David H. Jonassen
David H. Jonassen
|Died||December 2, 2012 (aged 65)|
|Alma mater||University of Delaware|
|Institutions||Penn State University|
University of Colorado
University of North Carolina
University of Missouri
|Philosophy of education, Constructivism, Cognitive flexibility, Constructivist teaching methods|
|Learning with media and technology|
David Jonassen (September 14, 1947 – December 2, 2012) was an educational reformer whose ideas have been influential in instructional design and educational technology. Although Jonassen is best known for his publications about constructivism, he also wrote about computer-based technologies in education and learning with media, not from it.
Life and works
While attending the University of Delaware, he acquired a job as a television cameraman, which led to his interest in educational media - particularly, how media technology was affecting instruction. He changed careers to become an academic and held professorships at Penn State University, the University of Colorado, Denver, and the University of North Carolina, Greensboro. From 2000 until his death he was professor of learning technologies and educational psychology at the University of Missouri since 2000 and he was named University of Missouri curators' professor in 2010. The title of curators' professor is a high honor for professors at Missouri. In his work, he became a leader in media and technology theories in instructional design by pairing it with constructivism learning theory. Jonassen was selected to become a Fellow of the American Educational Research Association and was the first recipient of the AECT’s David H. Jonassen Award for Excellence in Research, an award established in his honor. He died on December 2nd, 2012, at the age of 65.
Jonassen was interested in media in learning and theorized that students learn "with media, not from media" and are in control of their learning, merging constructivism with educational technology. Constructivism is founded on the idea that learning is an active process of exploration from multiple perspectives, resulting in knowledge being constructed from a personal interpretation of the experience. Jonassen believed this requires the learner to operate at a higher cognitive level. He was also one of the first to envision technology as "mindtools", which posits that technology should be used to encourage individuals to learn "with" rather than "through" technology.
- Henry T. Hill, Mindtools (2013).
- Grace Purgason, David Jonassen (2013).

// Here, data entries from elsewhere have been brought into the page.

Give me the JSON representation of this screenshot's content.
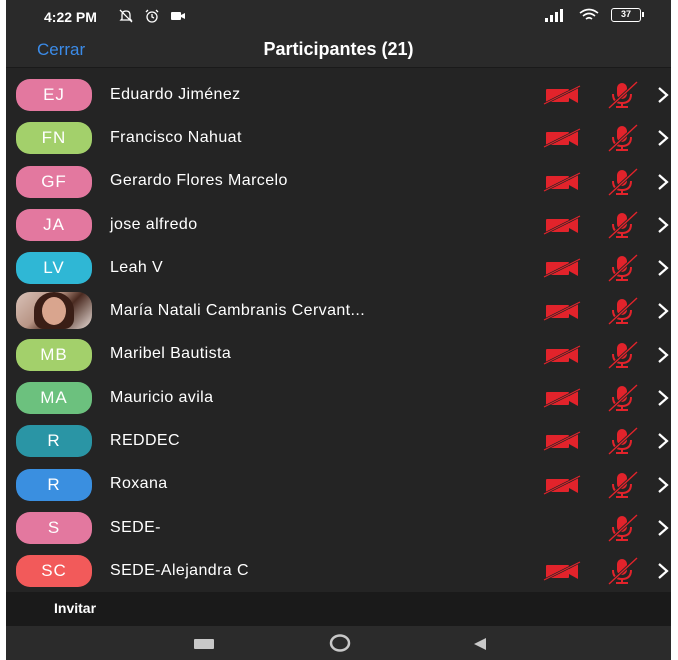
{
  "status_bar": {
    "time": "4:22 PM",
    "battery": "37"
  },
  "header": {
    "close_label": "Cerrar",
    "title": "Participantes (21)"
  },
  "participants": [
    {
      "initials": "EJ",
      "name": "Eduardo Jiménez",
      "avatar_color": "#e3789f",
      "video_off": true,
      "mic_off": true
    },
    {
      "initials": "FN",
      "name": "Francisco Nahuat",
      "avatar_color": "#a3d06b",
      "video_off": true,
      "mic_off": true
    },
    {
      "initials": "GF",
      "name": "Gerardo Flores Marcelo",
      "avatar_color": "#e3789f",
      "video_off": true,
      "mic_off": true
    },
    {
      "initials": "JA",
      "name": "jose alfredo",
      "avatar_color": "#e3789f",
      "video_off": true,
      "mic_off": true
    },
    {
      "initials": "LV",
      "name": "Leah V",
      "avatar_color": "#2fb7d5",
      "video_off": true,
      "mic_off": true
    },
    {
      "initials": "",
      "name": "María Natali Cambranis Cervant...",
      "avatar_color": "photo",
      "video_off": true,
      "mic_off": true
    },
    {
      "initials": "MB",
      "name": "Maribel Bautista",
      "avatar_color": "#a3d06b",
      "video_off": true,
      "mic_off": true
    },
    {
      "initials": "MA",
      "name": "Mauricio avila",
      "avatar_color": "#6cc17e",
      "video_off": true,
      "mic_off": true
    },
    {
      "initials": "R",
      "name": "REDDEC",
      "avatar_color": "#2a95a5",
      "video_off": true,
      "mic_off": true
    },
    {
      "initials": "R",
      "name": "Roxana",
      "avatar_color": "#3a8fe0",
      "video_off": true,
      "mic_off": true
    },
    {
      "initials": "S",
      "name": "SEDE-",
      "avatar_color": "#e3789f",
      "video_off": false,
      "mic_off": true
    },
    {
      "initials": "SC",
      "name": "SEDE-Alejandra C",
      "avatar_color": "#f25a5a",
      "video_off": true,
      "mic_off": true
    }
  ],
  "footer": {
    "invite_label": "Invitar"
  },
  "colors": {
    "accent": "#3b8be8",
    "muted_red": "#e2232b",
    "background": "#242424"
  },
  "icons": {
    "video": "video-off-icon",
    "mic": "mic-off-icon",
    "chevron": "chevron-right-icon"
  }
}
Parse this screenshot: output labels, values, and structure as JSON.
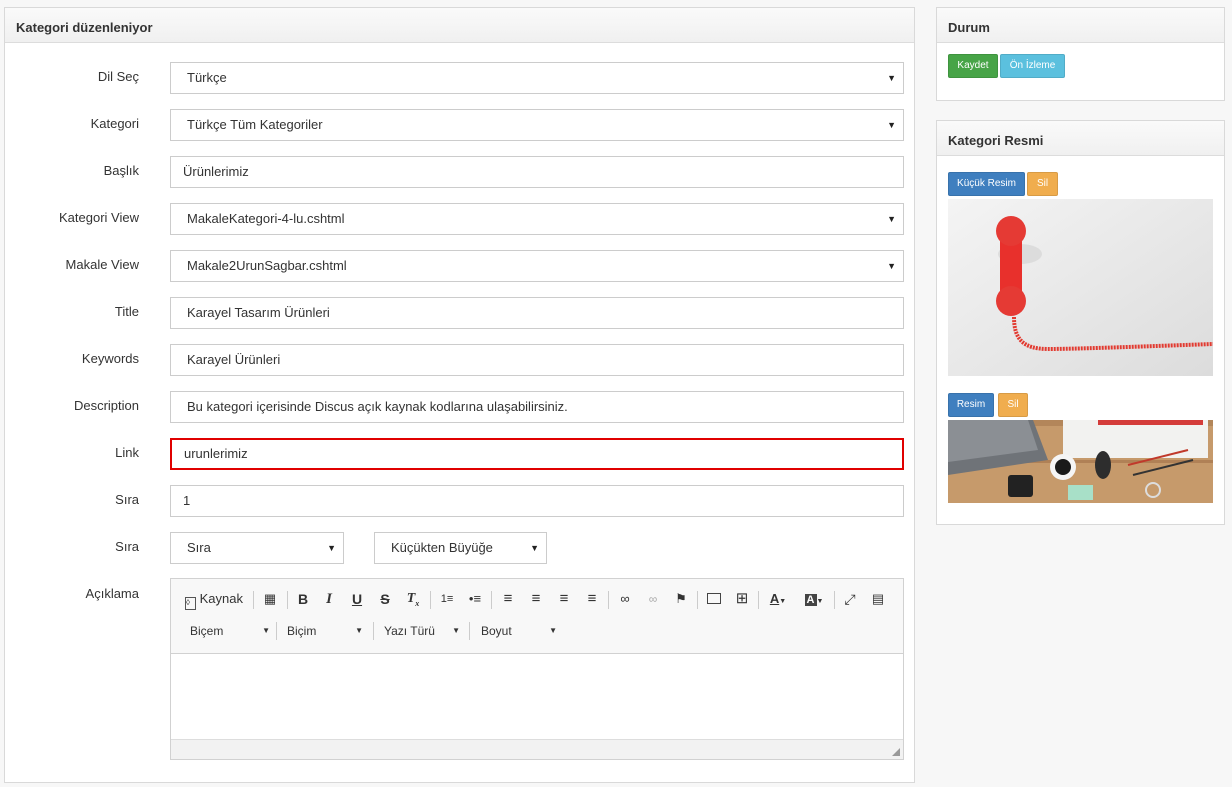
{
  "main": {
    "title": "Kategori düzenleniyor",
    "fields": {
      "dil": {
        "label": "Dil Seç",
        "value": "Türkçe"
      },
      "kategori": {
        "label": "Kategori",
        "value": "Türkçe Tüm Kategoriler"
      },
      "baslik": {
        "label": "Başlık",
        "value": "Ürünlerimiz"
      },
      "kategori_view": {
        "label": "Kategori View",
        "value": "MakaleKategori-4-lu.cshtml"
      },
      "makale_view": {
        "label": "Makale View",
        "value": "Makale2UrunSagbar.cshtml"
      },
      "title": {
        "label": "Title",
        "value": "Karayel Tasarım Ürünleri"
      },
      "keywords": {
        "label": "Keywords",
        "value": "Karayel Ürünleri"
      },
      "description": {
        "label": "Description",
        "value": "Bu kategori içerisinde Discus açık kaynak kodlarına ulaşabilirsiniz."
      },
      "link": {
        "label": "Link",
        "value": "urunlerimiz"
      },
      "sira": {
        "label": "Sıra",
        "value": "1"
      },
      "sira_order": {
        "label": "Sıra",
        "value": "Sıra",
        "direction": "Küçükten Büyüğe"
      },
      "aciklama": {
        "label": "Açıklama"
      }
    },
    "editor": {
      "source_label": "Kaynak",
      "combos": [
        {
          "label": "Biçem"
        },
        {
          "label": "Biçim"
        },
        {
          "label": "Yazı Türü"
        },
        {
          "label": "Boyut"
        }
      ]
    }
  },
  "durum": {
    "title": "Durum",
    "save_label": "Kaydet",
    "preview_label": "Ön İzleme"
  },
  "resim": {
    "title": "Kategori Resmi",
    "small_label": "Küçük Resim",
    "delete_label": "Sil",
    "large_label": "Resim",
    "delete2_label": "Sil"
  },
  "colors": {
    "highlight": "#e00000",
    "green": "#47a447",
    "blue": "#5bc0de",
    "navy": "#3f7fbf",
    "orange": "#f0ad4e"
  }
}
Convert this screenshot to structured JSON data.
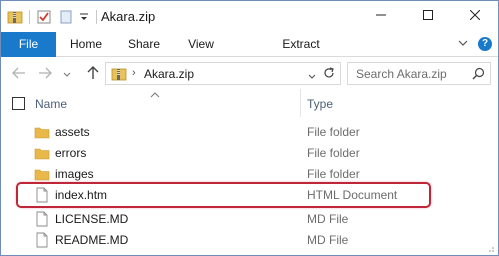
{
  "window": {
    "title": "Akara.zip"
  },
  "ribbon": {
    "tabs": [
      "File",
      "Home",
      "Share",
      "View",
      "Extract"
    ]
  },
  "address": {
    "path": "Akara.zip",
    "search_placeholder": "Search Akara.zip"
  },
  "columns": {
    "name": "Name",
    "type": "Type"
  },
  "files": [
    {
      "name": "assets",
      "type": "File folder",
      "icon": "folder-icon"
    },
    {
      "name": "errors",
      "type": "File folder",
      "icon": "folder-icon"
    },
    {
      "name": "images",
      "type": "File folder",
      "icon": "folder-icon"
    },
    {
      "name": "index.htm",
      "type": "HTML Document",
      "icon": "document-icon",
      "highlighted": true
    },
    {
      "name": "LICENSE.MD",
      "type": "MD File",
      "icon": "document-icon"
    },
    {
      "name": "README.MD",
      "type": "MD File",
      "icon": "document-icon"
    }
  ],
  "colors": {
    "accent": "#1979ca",
    "highlight": "#c0263a",
    "folder": "#e8b84a"
  }
}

- Columbia Daily Tribune, David Jonassen Obituary (2012).
- David Jonaasen, Educational Psychology and Learning Technologies Archived 2016-01-13 at the Wayback Machine (2010).
- David Jonassen, Evaluating Constructivistic Learning (1991).